Conflict & Justice

East Africa Al Qaeda mastermind confirmed killed in Somalia


Fazul Abdullah Mohammed, a suspected terrorist wanted in connection with the 1998 bombings of the U.S. embassies in Tanzania and Nairobi, is shown in a photo released by the FBI in 2001. He was reportedly killed in a shootout with police at a checkpoint in Somalia's capital, Mogadishu, in June 2011.


Photo Courtesy of FBI

Somalia’s president on Sunday confirmed the killing of Fazul Abdullah Mohammed, head of Al Qaeda’s East African operations and the most wanted man in Africa, as more details emerged about his death at a checkpoint in Mogadishu.

Mohammed, wanted for bombing the U.S. embassies in Kenya and Tanzania in 1998, killing 224 people, had a $5 million bounty on his head.

On Sunday, the Somali transitional government (TFG) officially confirmed Mohammed’s death, and said that he and another militant died on the night of June 8 in a shootout at a checkpoint in Mogadishu when the pickup truck he was in “refused to stop.”

Mohammed and the second man, a known Kenyan extremist, were driving a pickup truck full of medicine, laptops, mobile phones and $40,000 in cash, when they reportedly took a wrong term and ended up at the TFG checkpoint.

The two passengers in the pickup truck "refused to stop, tried to escape by exchanging fire with security forces, and were shot dead," the TFG said in a statement, reports Agence France-Presse.

Mohammed was carrying a South African passport in the name of “Daniel Robinson,” which gave his year of birth as 1971, reports AFP, citing a Somali source.

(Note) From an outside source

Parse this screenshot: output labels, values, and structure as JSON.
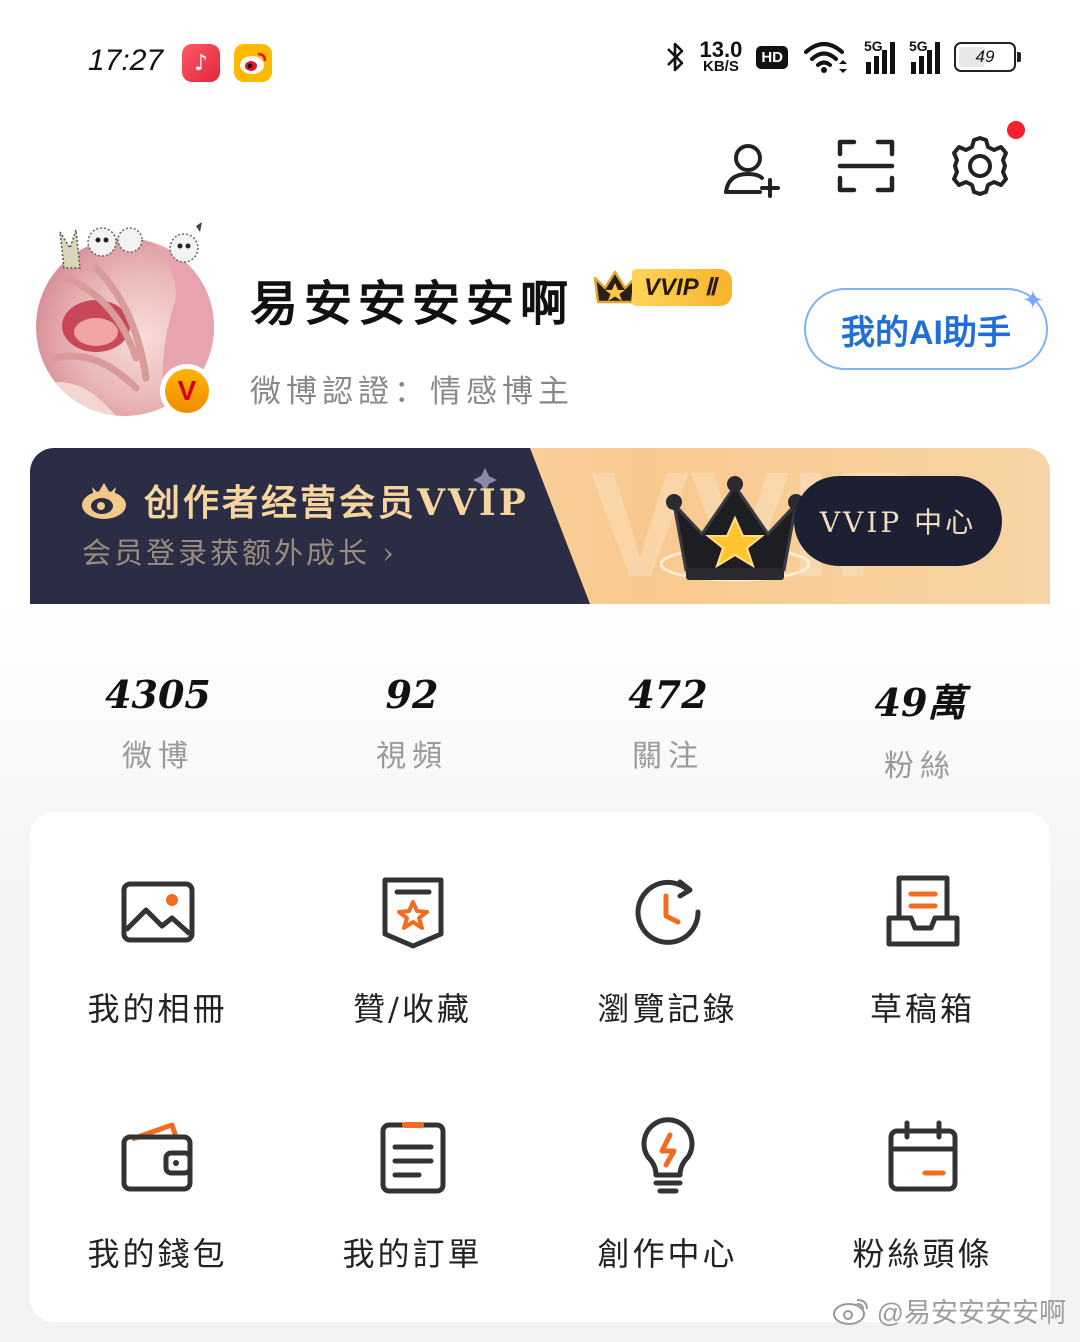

The passport was reportedly issued April 13, 2009, and had a Tanzanian visa from March 19 — the only visa in the passport.

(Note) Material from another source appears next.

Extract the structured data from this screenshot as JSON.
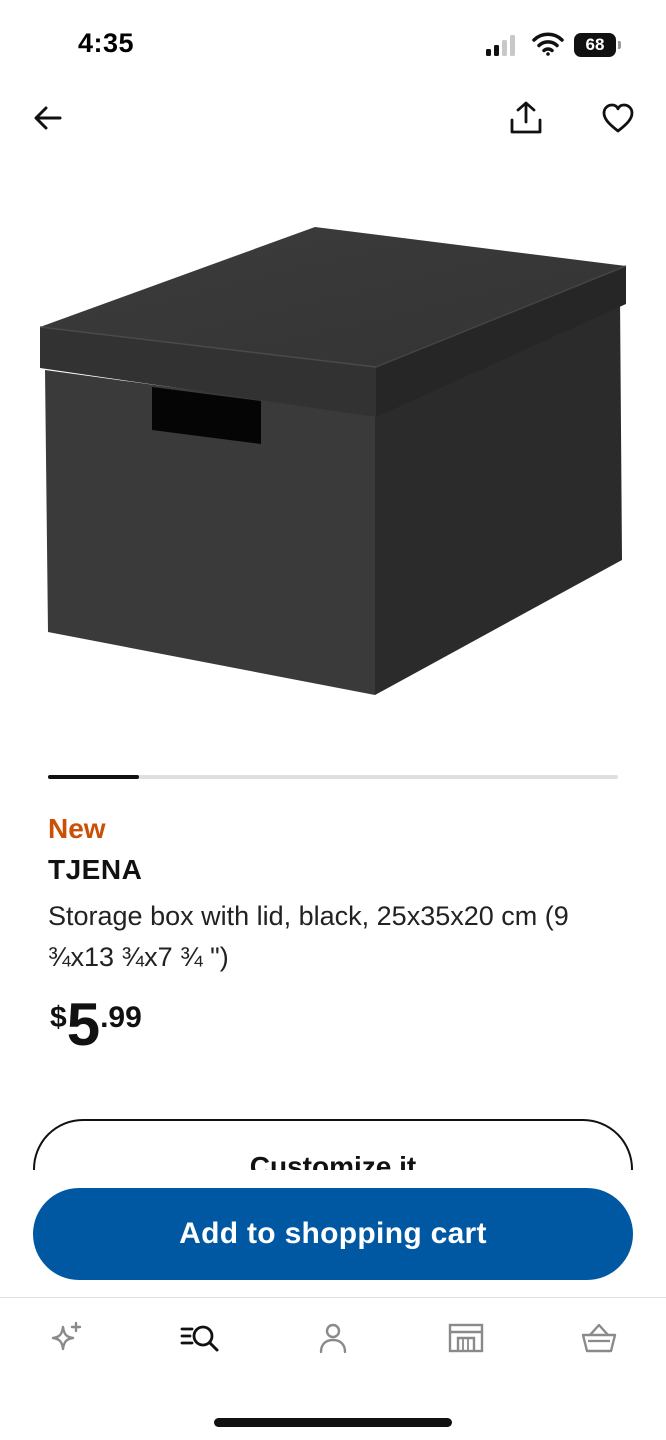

Mohammed was also found to be carrying evidence clearly linking him to Somali Islamist insurgents, the government said.

He "was carrying ... documents with the signature of Sheikh Hassan Dahir Aweys, one of the top leaders of Al-Shabab, an affiliate of Al Qaeda," it said.

Somalia's President Sheik Sharif Sheik Ahmed congratulated government soldiers for the killing of Mohammed.

U.S. Secretary of State Hillary Clinton, on a tour of Africa, hailed Mohammed's death as a "significant blow to Al Qaeda, its extremist allies and its operations in East Africa."

"It is a just end for a terrorist who brought so much death and pain to so many innocents in Nairobi and Dar es Salaam and elsewhere — Tanzanians, Kenyans, Somalis and our own embassy personnel," she said while visiting Tanzania's commercial capital Dar es Salaam, according to AFP.

Mohammed’s death follows that of Al Qaeda leader Osama bin Laden, killed by U.S. special forces in Pakistan on May 2, and that of top commander Ilyas Kashmiri, said to have been killed in a U.S. drone strike in early June

Mohammed was born in the Comoros islands in the early 1970s, and is believed to have joined Al Qaeda in Afghanistan during the 1990s, the BBC reports.